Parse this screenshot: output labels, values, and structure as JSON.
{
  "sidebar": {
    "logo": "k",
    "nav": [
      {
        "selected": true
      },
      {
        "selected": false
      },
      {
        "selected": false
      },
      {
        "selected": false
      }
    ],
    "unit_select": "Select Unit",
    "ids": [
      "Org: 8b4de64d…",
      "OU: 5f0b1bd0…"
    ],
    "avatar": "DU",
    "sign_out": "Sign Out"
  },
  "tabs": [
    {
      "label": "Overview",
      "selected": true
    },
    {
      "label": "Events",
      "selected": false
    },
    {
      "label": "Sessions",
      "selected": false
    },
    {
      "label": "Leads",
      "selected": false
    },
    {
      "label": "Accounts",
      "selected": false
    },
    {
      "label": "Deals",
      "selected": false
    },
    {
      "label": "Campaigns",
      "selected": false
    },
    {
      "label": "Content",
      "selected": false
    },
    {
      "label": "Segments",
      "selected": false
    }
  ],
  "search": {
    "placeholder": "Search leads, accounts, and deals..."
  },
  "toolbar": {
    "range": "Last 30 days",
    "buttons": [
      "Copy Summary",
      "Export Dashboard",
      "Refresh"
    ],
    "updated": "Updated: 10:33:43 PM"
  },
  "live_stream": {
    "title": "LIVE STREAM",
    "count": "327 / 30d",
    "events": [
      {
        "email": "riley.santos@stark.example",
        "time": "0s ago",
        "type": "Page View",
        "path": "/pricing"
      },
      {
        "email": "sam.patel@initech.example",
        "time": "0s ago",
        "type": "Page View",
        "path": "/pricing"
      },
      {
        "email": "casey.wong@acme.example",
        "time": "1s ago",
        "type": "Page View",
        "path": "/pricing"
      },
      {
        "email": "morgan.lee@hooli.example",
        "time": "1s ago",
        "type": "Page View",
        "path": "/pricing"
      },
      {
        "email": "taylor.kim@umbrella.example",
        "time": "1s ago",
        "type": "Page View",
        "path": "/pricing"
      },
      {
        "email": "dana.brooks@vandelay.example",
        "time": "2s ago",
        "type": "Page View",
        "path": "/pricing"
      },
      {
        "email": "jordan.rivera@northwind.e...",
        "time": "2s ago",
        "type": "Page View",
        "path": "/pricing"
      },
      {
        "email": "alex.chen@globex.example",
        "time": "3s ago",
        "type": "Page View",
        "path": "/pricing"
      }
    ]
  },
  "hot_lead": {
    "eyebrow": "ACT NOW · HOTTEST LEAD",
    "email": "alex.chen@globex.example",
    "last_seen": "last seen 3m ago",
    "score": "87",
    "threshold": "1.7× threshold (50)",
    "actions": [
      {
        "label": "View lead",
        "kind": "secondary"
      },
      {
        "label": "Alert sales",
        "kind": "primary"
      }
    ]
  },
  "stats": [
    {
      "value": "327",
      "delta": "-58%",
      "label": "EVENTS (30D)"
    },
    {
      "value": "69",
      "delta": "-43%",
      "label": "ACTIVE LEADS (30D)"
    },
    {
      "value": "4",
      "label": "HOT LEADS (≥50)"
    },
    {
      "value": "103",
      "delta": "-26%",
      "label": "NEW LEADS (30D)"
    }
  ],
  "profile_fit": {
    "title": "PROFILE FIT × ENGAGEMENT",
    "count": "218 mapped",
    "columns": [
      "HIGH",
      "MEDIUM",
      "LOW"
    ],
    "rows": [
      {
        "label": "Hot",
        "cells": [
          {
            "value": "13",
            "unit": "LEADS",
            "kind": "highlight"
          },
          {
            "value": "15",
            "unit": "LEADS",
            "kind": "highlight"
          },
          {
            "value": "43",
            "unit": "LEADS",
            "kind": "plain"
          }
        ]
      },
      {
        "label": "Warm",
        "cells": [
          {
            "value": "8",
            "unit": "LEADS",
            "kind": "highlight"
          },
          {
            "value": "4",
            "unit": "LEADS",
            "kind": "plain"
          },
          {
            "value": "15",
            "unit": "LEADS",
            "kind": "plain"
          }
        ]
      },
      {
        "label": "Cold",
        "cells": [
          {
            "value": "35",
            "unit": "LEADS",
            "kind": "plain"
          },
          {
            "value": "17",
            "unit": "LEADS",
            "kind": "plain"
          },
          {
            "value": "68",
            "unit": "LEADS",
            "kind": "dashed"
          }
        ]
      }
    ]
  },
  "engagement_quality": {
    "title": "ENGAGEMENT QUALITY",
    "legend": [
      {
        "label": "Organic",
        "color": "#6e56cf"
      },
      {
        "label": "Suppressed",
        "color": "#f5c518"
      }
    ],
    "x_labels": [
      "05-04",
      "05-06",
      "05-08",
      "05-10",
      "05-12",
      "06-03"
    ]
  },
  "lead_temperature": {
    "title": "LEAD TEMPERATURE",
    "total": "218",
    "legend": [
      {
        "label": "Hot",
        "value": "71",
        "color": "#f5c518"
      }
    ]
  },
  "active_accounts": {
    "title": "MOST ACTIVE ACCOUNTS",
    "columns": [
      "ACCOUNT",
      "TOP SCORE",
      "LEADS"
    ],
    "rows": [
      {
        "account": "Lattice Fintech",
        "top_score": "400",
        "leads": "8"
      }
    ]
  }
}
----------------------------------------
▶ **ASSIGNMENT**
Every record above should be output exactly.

▶ **RESULT FOR THIS TASK**
Parse this screenshot: output labels, values, and structure as JSON.
{
  "sidebar": {
    "logo": "k",
    "nav": [
      {
        "selected": true
      },
      {
        "selected": false
      },
      {
        "selected": false
      },
      {
        "selected": false
      }
    ],
    "unit_select": "Select Unit",
    "ids": [
      "Org: 8b4de64d…",
      "OU: 5f0b1bd0…"
    ],
    "avatar": "DU",
    "sign_out": "Sign Out"
  },
  "tabs": [
    {
      "label": "Overview",
      "selected": true
    },
    {
      "label": "Events",
      "selected": false
    },
    {
      "label": "Sessions",
      "selected": false
    },
    {
      "label": "Leads",
      "selected": false
    },
    {
      "label": "Accounts",
      "selected": false
    },
    {
      "label": "Deals",
      "selected": false
    },
    {
      "label": "Campaigns",
      "selected": false
    },
    {
      "label": "Content",
      "selected": false
    },
    {
      "label": "Segments",
      "selected": false
    }
  ],
  "search": {
    "placeholder": "Search leads, accounts, and deals..."
  },
  "toolbar": {
    "range": "Last 30 days",
    "buttons": [
      "Copy Summary",
      "Export Dashboard",
      "Refresh"
    ],
    "updated": "Updated: 10:33:43 PM"
  },
  "live_stream": {
    "title": "LIVE STREAM",
    "count": "327 / 30d",
    "events": [
      {
        "email": "riley.santos@stark.example",
        "time": "0s ago",
        "type": "Page View",
        "path": "/pricing"
      },
      {
        "email": "sam.patel@initech.example",
        "time": "0s ago",
        "type": "Page View",
        "path": "/pricing"
      },
      {
        "email": "casey.wong@acme.example",
        "time": "1s ago",
        "type": "Page View",
        "path": "/pricing"
      },
      {
        "email": "morgan.lee@hooli.example",
        "time": "1s ago",
        "type": "Page View",
        "path": "/pricing"
      },
      {
        "email": "taylor.kim@umbrella.example",
        "time": "1s ago",
        "type": "Page View",
        "path": "/pricing"
      },
      {
        "email": "dana.brooks@vandelay.example",
        "time": "2s ago",
        "type": "Page View",
        "path": "/pricing"
      },
      {
        "email": "jordan.rivera@northwind.e...",
        "time": "2s ago",
        "type": "Page View",
        "path": "/pricing"
      },
      {
        "email": "alex.chen@globex.example",
        "time": "3s ago",
        "type": "Page View",
        "path": "/pricing"
      }
    ]
  },
  "hot_lead": {
    "eyebrow": "ACT NOW · HOTTEST LEAD",
    "email": "alex.chen@globex.example",
    "last_seen": "last seen 3m ago",
    "score": "87",
    "threshold": "1.7× threshold (50)",
    "actions": [
      {
        "label": "View lead",
        "kind": "secondary"
      },
      {
        "label": "Alert sales",
        "kind": "primary"
      }
    ]
  },
  "stats": [
    {
      "value": "327",
      "delta": "-58%",
      "label": "EVENTS (30D)"
    },
    {
      "value": "69",
      "delta": "-43%",
      "label": "ACTIVE LEADS (30D)"
    },
    {
      "value": "4",
      "label": "HOT LEADS (≥50)"
    },
    {
      "value": "103",
      "delta": "-26%",
      "label": "NEW LEADS (30D)"
    }
  ],
  "profile_fit": {
    "title": "PROFILE FIT × ENGAGEMENT",
    "count": "218 mapped",
    "columns": [
      "HIGH",
      "MEDIUM",
      "LOW"
    ],
    "rows": [
      {
        "label": "Hot",
        "cells": [
          {
            "value": "13",
            "unit": "LEADS",
            "kind": "highlight"
          },
          {
            "value": "15",
            "unit": "LEADS",
            "kind": "highlight"
          },
          {
            "value": "43",
            "unit": "LEADS",
            "kind": "plain"
          }
        ]
      },
      {
        "label": "Warm",
        "cells": [
          {
            "value": "8",
            "unit": "LEADS",
            "kind": "highlight"
          },
          {
            "value": "4",
            "unit": "LEADS",
            "kind": "plain"
          },
          {
            "value": "15",
            "unit": "LEADS",
            "kind": "plain"
          }
        ]
      },
      {
        "label": "Cold",
        "cells": [
          {
            "value": "35",
            "unit": "LEADS",
            "kind": "plain"
          },
          {
            "value": "17",
            "unit": "LEADS",
            "kind": "plain"
          },
          {
            "value": "68",
            "unit": "LEADS",
            "kind": "dashed"
          }
        ]
      }
    ]
  },
  "engagement_quality": {
    "title": "ENGAGEMENT QUALITY",
    "legend": [
      {
        "label": "Organic",
        "color": "#6e56cf"
      },
      {
        "label": "Suppressed",
        "color": "#f5c518"
      }
    ],
    "x_labels": [
      "05-04",
      "05-06",
      "05-08",
      "05-10",
      "05-12",
      "06-03"
    ]
  },
  "lead_temperature": {
    "title": "LEAD TEMPERATURE",
    "total": "218",
    "legend": [
      {
        "label": "Hot",
        "value": "71",
        "color": "#f5c518"
      }
    ]
  },
  "active_accounts": {
    "title": "MOST ACTIVE ACCOUNTS",
    "columns": [
      "ACCOUNT",
      "TOP SCORE",
      "LEADS"
    ],
    "rows": [
      {
        "account": "Lattice Fintech",
        "top_score": "400",
        "leads": "8"
      }
    ]
  }
}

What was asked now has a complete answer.